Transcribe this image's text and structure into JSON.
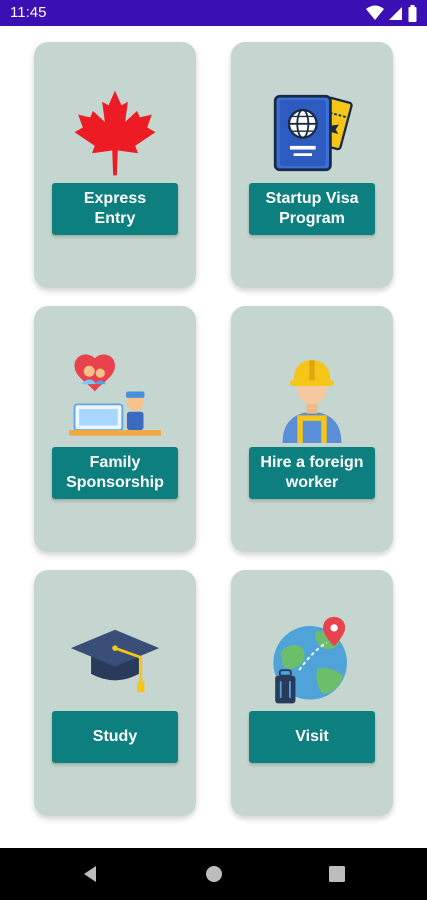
{
  "status": {
    "time": "11:45"
  },
  "cards": [
    {
      "label": "Express\nEntry",
      "icon": "maple-leaf-icon"
    },
    {
      "label": "Startup Visa\nProgram",
      "icon": "passport-ticket-icon"
    },
    {
      "label": "Family\nSponsorship",
      "icon": "family-sponsorship-icon"
    },
    {
      "label": "Hire a foreign\nworker",
      "icon": "construction-worker-icon"
    },
    {
      "label": "Study",
      "icon": "graduation-cap-icon"
    },
    {
      "label": "Visit",
      "icon": "globe-travel-icon"
    }
  ],
  "colors": {
    "status_bar": "#3a0fb3",
    "card_bg": "#c5d5cf",
    "button_bg": "#0c7f7e",
    "nav_bar": "#000000"
  }
}
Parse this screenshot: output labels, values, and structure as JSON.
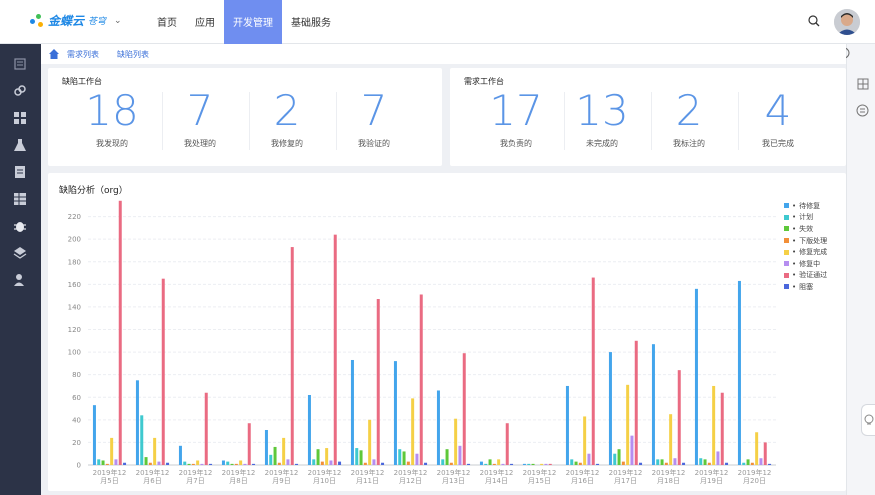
{
  "app": {
    "name": "金蝶云",
    "product": "苍穹"
  },
  "nav": {
    "items": [
      "首页",
      "应用",
      "开发管理",
      "基础服务"
    ],
    "active": 2
  },
  "breadcrumb": [
    "需求列表",
    "缺陷列表"
  ],
  "defect_workbench": {
    "title": "缺陷工作台",
    "stats": [
      {
        "value": "18",
        "label": "我发现的"
      },
      {
        "value": "7",
        "label": "我处理的"
      },
      {
        "value": "2",
        "label": "我修复的"
      },
      {
        "value": "7",
        "label": "我验证的"
      }
    ]
  },
  "req_workbench": {
    "title": "需求工作台",
    "stats": [
      {
        "value": "17",
        "label": "我负责的"
      },
      {
        "value": "13",
        "label": "未完成的"
      },
      {
        "value": "2",
        "label": "我标注的"
      },
      {
        "value": "4",
        "label": "我已完成"
      }
    ]
  },
  "colors": {
    "nav_active": "#6f8ef0",
    "stat_number": "#5b95e6",
    "sidebar": "#2c3347"
  },
  "chart_data": {
    "type": "bar",
    "title": "缺陷分析（org）",
    "ylim": [
      0,
      240
    ],
    "yticks": [
      0,
      20,
      40,
      60,
      80,
      100,
      120,
      140,
      160,
      180,
      200,
      220
    ],
    "grid": true,
    "legend_position": "top-right",
    "categories": [
      [
        "2019年12",
        "月5日"
      ],
      [
        "2019年12",
        "月6日"
      ],
      [
        "2019年12",
        "月7日"
      ],
      [
        "2019年12",
        "月8日"
      ],
      [
        "2019年12",
        "月9日"
      ],
      [
        "2019年12",
        "月10日"
      ],
      [
        "2019年12",
        "月11日"
      ],
      [
        "2019年12",
        "月12日"
      ],
      [
        "2019年12",
        "月13日"
      ],
      [
        "2019年12",
        "月14日"
      ],
      [
        "2019年12",
        "月15日"
      ],
      [
        "2019年12",
        "月16日"
      ],
      [
        "2019年12",
        "月17日"
      ],
      [
        "2019年12",
        "月18日"
      ],
      [
        "2019年12",
        "月19日"
      ],
      [
        "2019年12",
        "月20日"
      ]
    ],
    "series": [
      {
        "name": "待修复",
        "color": "#43a5ec",
        "values": [
          53,
          75,
          17,
          4,
          31,
          62,
          93,
          92,
          66,
          3,
          1,
          70,
          100,
          107,
          156,
          163
        ]
      },
      {
        "name": "计划",
        "color": "#3fc9cf",
        "values": [
          5,
          44,
          3,
          3,
          9,
          5,
          15,
          14,
          5,
          1,
          1,
          5,
          10,
          5,
          6,
          2
        ]
      },
      {
        "name": "失效",
        "color": "#5ec83a",
        "values": [
          4,
          7,
          1,
          1,
          16,
          14,
          13,
          12,
          14,
          5,
          1,
          3,
          14,
          5,
          5,
          5
        ]
      },
      {
        "name": "下版处理",
        "color": "#f28f38",
        "values": [
          1,
          2,
          1,
          1,
          2,
          3,
          2,
          3,
          2,
          1,
          0,
          2,
          3,
          2,
          2,
          2
        ]
      },
      {
        "name": "修复完成",
        "color": "#f5d046",
        "values": [
          24,
          24,
          4,
          4,
          24,
          15,
          40,
          59,
          41,
          5,
          1,
          43,
          71,
          45,
          70,
          29
        ]
      },
      {
        "name": "修复中",
        "color": "#b68ef0",
        "values": [
          5,
          3,
          1,
          1,
          5,
          4,
          5,
          10,
          17,
          1,
          1,
          10,
          26,
          6,
          12,
          6
        ]
      },
      {
        "name": "验证通过",
        "color": "#ea6b82",
        "values": [
          234,
          165,
          64,
          37,
          193,
          204,
          147,
          151,
          99,
          37,
          1,
          166,
          110,
          84,
          64,
          20
        ]
      },
      {
        "name": "阻塞",
        "color": "#4b67dc",
        "values": [
          2,
          2,
          1,
          1,
          1,
          3,
          2,
          2,
          1,
          1,
          0,
          1,
          2,
          2,
          2,
          1
        ]
      }
    ]
  }
}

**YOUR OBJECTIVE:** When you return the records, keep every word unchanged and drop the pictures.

**SOLUTION FOR THIS EXERCISE:**
Transcribe this image's text and structure into JSON.
{
  "status": {
    "time": "11:45"
  },
  "cards": [
    {
      "label": "Express\nEntry",
      "icon": "maple-leaf-icon"
    },
    {
      "label": "Startup Visa\nProgram",
      "icon": "passport-ticket-icon"
    },
    {
      "label": "Family\nSponsorship",
      "icon": "family-sponsorship-icon"
    },
    {
      "label": "Hire a foreign\nworker",
      "icon": "construction-worker-icon"
    },
    {
      "label": "Study",
      "icon": "graduation-cap-icon"
    },
    {
      "label": "Visit",
      "icon": "globe-travel-icon"
    }
  ],
  "colors": {
    "status_bar": "#3a0fb3",
    "card_bg": "#c5d5cf",
    "button_bg": "#0c7f7e",
    "nav_bar": "#000000"
  }
}
Parse this screenshot: output labels, values, and structure as JSON.
{
  "app": {
    "name": "金蝶云",
    "product": "苍穹"
  },
  "nav": {
    "items": [
      "首页",
      "应用",
      "开发管理",
      "基础服务"
    ],
    "active": 2
  },
  "breadcrumb": [
    "需求列表",
    "缺陷列表"
  ],
  "defect_workbench": {
    "title": "缺陷工作台",
    "stats": [
      {
        "value": "18",
        "label": "我发现的"
      },
      {
        "value": "7",
        "label": "我处理的"
      },
      {
        "value": "2",
        "label": "我修复的"
      },
      {
        "value": "7",
        "label": "我验证的"
      }
    ]
  },
  "req_workbench": {
    "title": "需求工作台",
    "stats": [
      {
        "value": "17",
        "label": "我负责的"
      },
      {
        "value": "13",
        "label": "未完成的"
      },
      {
        "value": "2",
        "label": "我标注的"
      },
      {
        "value": "4",
        "label": "我已完成"
      }
    ]
  },
  "colors": {
    "nav_active": "#6f8ef0",
    "stat_number": "#5b95e6",
    "sidebar": "#2c3347"
  },
  "chart_data": {
    "type": "bar",
    "title": "缺陷分析（org）",
    "ylim": [
      0,
      240
    ],
    "yticks": [
      0,
      20,
      40,
      60,
      80,
      100,
      120,
      140,
      160,
      180,
      200,
      220
    ],
    "grid": true,
    "legend_position": "top-right",
    "categories": [
      [
        "2019年12",
        "月5日"
      ],
      [
        "2019年12",
        "月6日"
      ],
      [
        "2019年12",
        "月7日"
      ],
      [
        "2019年12",
        "月8日"
      ],
      [
        "2019年12",
        "月9日"
      ],
      [
        "2019年12",
        "月10日"
      ],
      [
        "2019年12",
        "月11日"
      ],
      [
        "2019年12",
        "月12日"
      ],
      [
        "2019年12",
        "月13日"
      ],
      [
        "2019年12",
        "月14日"
      ],
      [
        "2019年12",
        "月15日"
      ],
      [
        "2019年12",
        "月16日"
      ],
      [
        "2019年12",
        "月17日"
      ],
      [
        "2019年12",
        "月18日"
      ],
      [
        "2019年12",
        "月19日"
      ],
      [
        "2019年12",
        "月20日"
      ]
    ],
    "series": [
      {
        "name": "待修复",
        "color": "#43a5ec",
        "values": [
          53,
          75,
          17,
          4,
          31,
          62,
          93,
          92,
          66,
          3,
          1,
          70,
          100,
          107,
          156,
          163
        ]
      },
      {
        "name": "计划",
        "color": "#3fc9cf",
        "values": [
          5,
          44,
          3,
          3,
          9,
          5,
          15,
          14,
          5,
          1,
          1,
          5,
          10,
          5,
          6,
          2
        ]
      },
      {
        "name": "失效",
        "color": "#5ec83a",
        "values": [
          4,
          7,
          1,
          1,
          16,
          14,
          13,
          12,
          14,
          5,
          1,
          3,
          14,
          5,
          5,
          5
        ]
      },
      {
        "name": "下版处理",
        "color": "#f28f38",
        "values": [
          1,
          2,
          1,
          1,
          2,
          3,
          2,
          3,
          2,
          1,
          0,
          2,
          3,
          2,
          2,
          2
        ]
      },
      {
        "name": "修复完成",
        "color": "#f5d046",
        "values": [
          24,
          24,
          4,
          4,
          24,
          15,
          40,
          59,
          41,
          5,
          1,
          43,
          71,
          45,
          70,
          29
        ]
      },
      {
        "name": "修复中",
        "color": "#b68ef0",
        "values": [
          5,
          3,
          1,
          1,
          5,
          4,
          5,
          10,
          17,
          1,
          1,
          10,
          26,
          6,
          12,
          6
        ]
      },
      {
        "name": "验证通过",
        "color": "#ea6b82",
        "values": [
          234,
          165,
          64,
          37,
          193,
          204,
          147,
          151,
          99,
          37,
          1,
          166,
          110,
          84,
          64,
          20
        ]
      },
      {
        "name": "阻塞",
        "color": "#4b67dc",
        "values": [
          2,
          2,
          1,
          1,
          1,
          3,
          2,
          2,
          1,
          1,
          0,
          1,
          2,
          2,
          2,
          1
        ]
      }
    ]
  }
}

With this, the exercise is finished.